8. Furthermore, any licensed exchange conducting business outside Hong Kong must ensure compliance with all local laws and regulatory requirements.
9. Licensed exchanges will be required to provide monthly reports to the SFC on their business activities, in a format specified by the SFC, and provide all information requested by the SFC. The SFC also has the power to inquire about any matters related to the exchange, and the exchange must provide truthful responses.
10. Licensed exchanges are required to undergo annual audits of their operations by independent professional firms, covering compliance processes, systems, security, etc. The first audit report must be submitted within 18 months from the date of license approval.
11. All other services or businesses apart from the exchange itself require SFC approval. A licensed exchange can only operate one centralized exchange.
Basic Requirements for the License
12. The basic requirements for the license have been covered in various previous articles, so they are not repeated here. However, it is important to note specific or important issues. All directors, responsible officers (ROs), responsible officers for management control (LRs), managers in charge (MICs), and ultimate beneficial owners (UBOs) must pass the SFC’s “fit and proper” test. The relevant industry experience of ROs, LRs, and MICs should be in regulated activities in Hong Kong or other countries. Experience in non-compliant environments, if exempted from license requirements, may also be accepted. Experience related to financial technology and the technology of the exchange platform can also be considered. It is worth noting that at least one responsible officer should reside in Hong Kong.
13. The financial requirements include a paid-up share capital of HKD 5 million, liquid assets of HKD 3 million, and an additional estimate of 12 months’ operating expenses. Therefore, exchanges need to submit an estimation of operating expenses to the SFC.
14. Trust companies used to safeguard client assets must not engage in any other business and can only provide custody services for clients’ assets.

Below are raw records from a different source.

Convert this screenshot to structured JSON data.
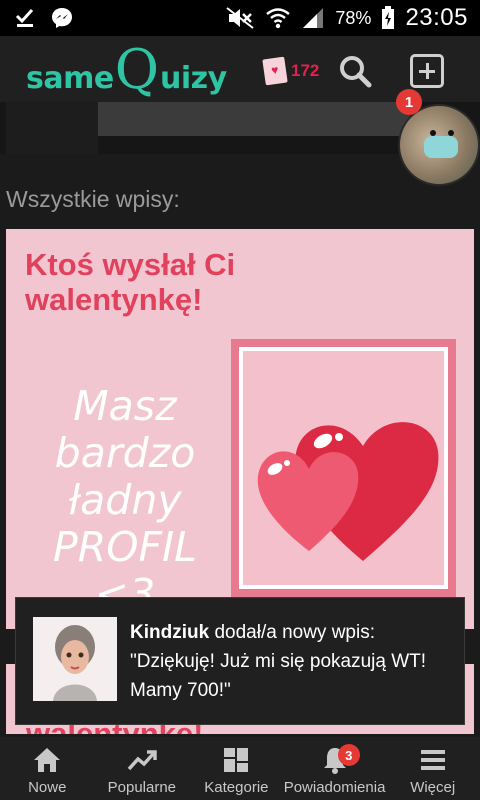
{
  "status_bar": {
    "battery": "78%",
    "time": "23:05",
    "icons": [
      "checkmark-download-icon",
      "messenger-icon",
      "mute-icon",
      "wifi-icon",
      "signal-icon",
      "battery-icon"
    ]
  },
  "header": {
    "logo_parts": [
      "same",
      "Q",
      "uizy"
    ],
    "valentines_count": "172",
    "valentine_icon": "valentine-card-icon",
    "search_icon": "search-icon",
    "add_icon": "add-icon"
  },
  "avatar": {
    "badge_count": "1"
  },
  "feed": {
    "section_title": "Wszystkie wpisy:",
    "post": {
      "title": "Ktoś wysłał Ci walentynkę!",
      "body_lines": [
        "Masz",
        "bardzo",
        "ładny",
        "PROFIL <3"
      ]
    },
    "next_post_title": "walentynkę!"
  },
  "toast": {
    "user": "Kindziuk",
    "action": "dodał/a nowy wpis:",
    "message": "\"Dziękuję! Już mi się pokazują WT! Mamy 700!\""
  },
  "bottom_nav": {
    "items": [
      {
        "label": "Nowe",
        "icon": "home-icon"
      },
      {
        "label": "Popularne",
        "icon": "trending-icon"
      },
      {
        "label": "Kategorie",
        "icon": "categories-icon"
      },
      {
        "label": "Powiadomienia",
        "icon": "bell-icon",
        "badge": "3"
      },
      {
        "label": "Więcej",
        "icon": "menu-icon"
      }
    ]
  },
  "colors": {
    "brand_teal": "#2fc4a4",
    "accent_red": "#e0224e",
    "card_pink": "#f2c6d0"
  }
}
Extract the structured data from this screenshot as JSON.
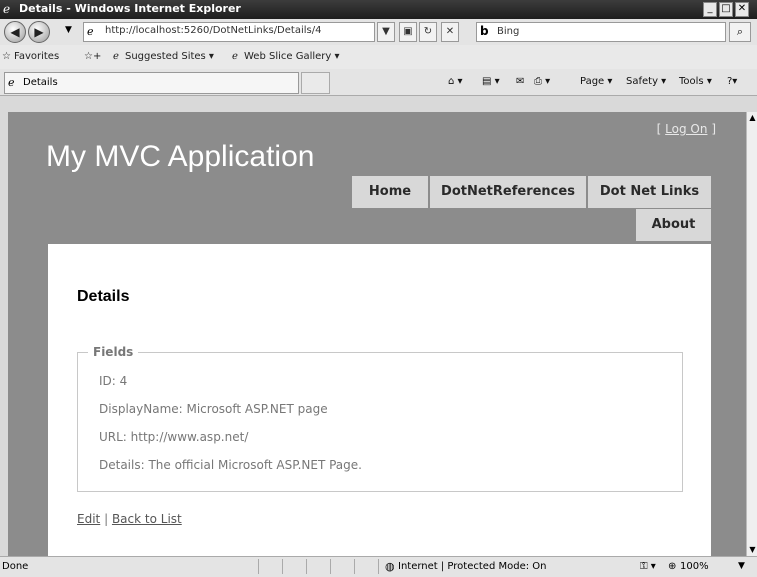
{
  "window": {
    "title": "Details - Windows Internet Explorer"
  },
  "address": {
    "url": "http://localhost:5260/DotNetLinks/Details/4",
    "search_placeholder": "Bing"
  },
  "favorites_bar": {
    "favorites": "Favorites",
    "suggested": "Suggested Sites ▾",
    "webslice": "Web Slice Gallery ▾"
  },
  "tab": {
    "label": "Details"
  },
  "commands": {
    "page": "Page ▾",
    "safety": "Safety ▾",
    "tools": "Tools ▾"
  },
  "site": {
    "logon_prefix": "[",
    "logon_link": "Log On",
    "logon_suffix": "]",
    "title": "My MVC Application",
    "menu": [
      "Home",
      "DotNetReferences",
      "Dot Net Links",
      "About"
    ]
  },
  "details": {
    "heading": "Details",
    "legend": "Fields",
    "fields": [
      "ID: 4",
      "DisplayName: Microsoft ASP.NET page",
      "URL: http://www.asp.net/",
      "Details: The official Microsoft ASP.NET Page."
    ],
    "edit_link": "Edit",
    "separator": "|",
    "back_link": "Back to List"
  },
  "statusbar": {
    "status": "Done",
    "zone": "Internet | Protected Mode: On",
    "zoom": "100%"
  },
  "colors": {
    "page_background": "#8c8c8c",
    "menu_tab": "#d8d8d8",
    "content": "#ffffff"
  }
}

15. There is no strict requirement for data centers and storage centers to be located in Hong Kong, but all used data centers and storage centers must obtain approval from the SFC.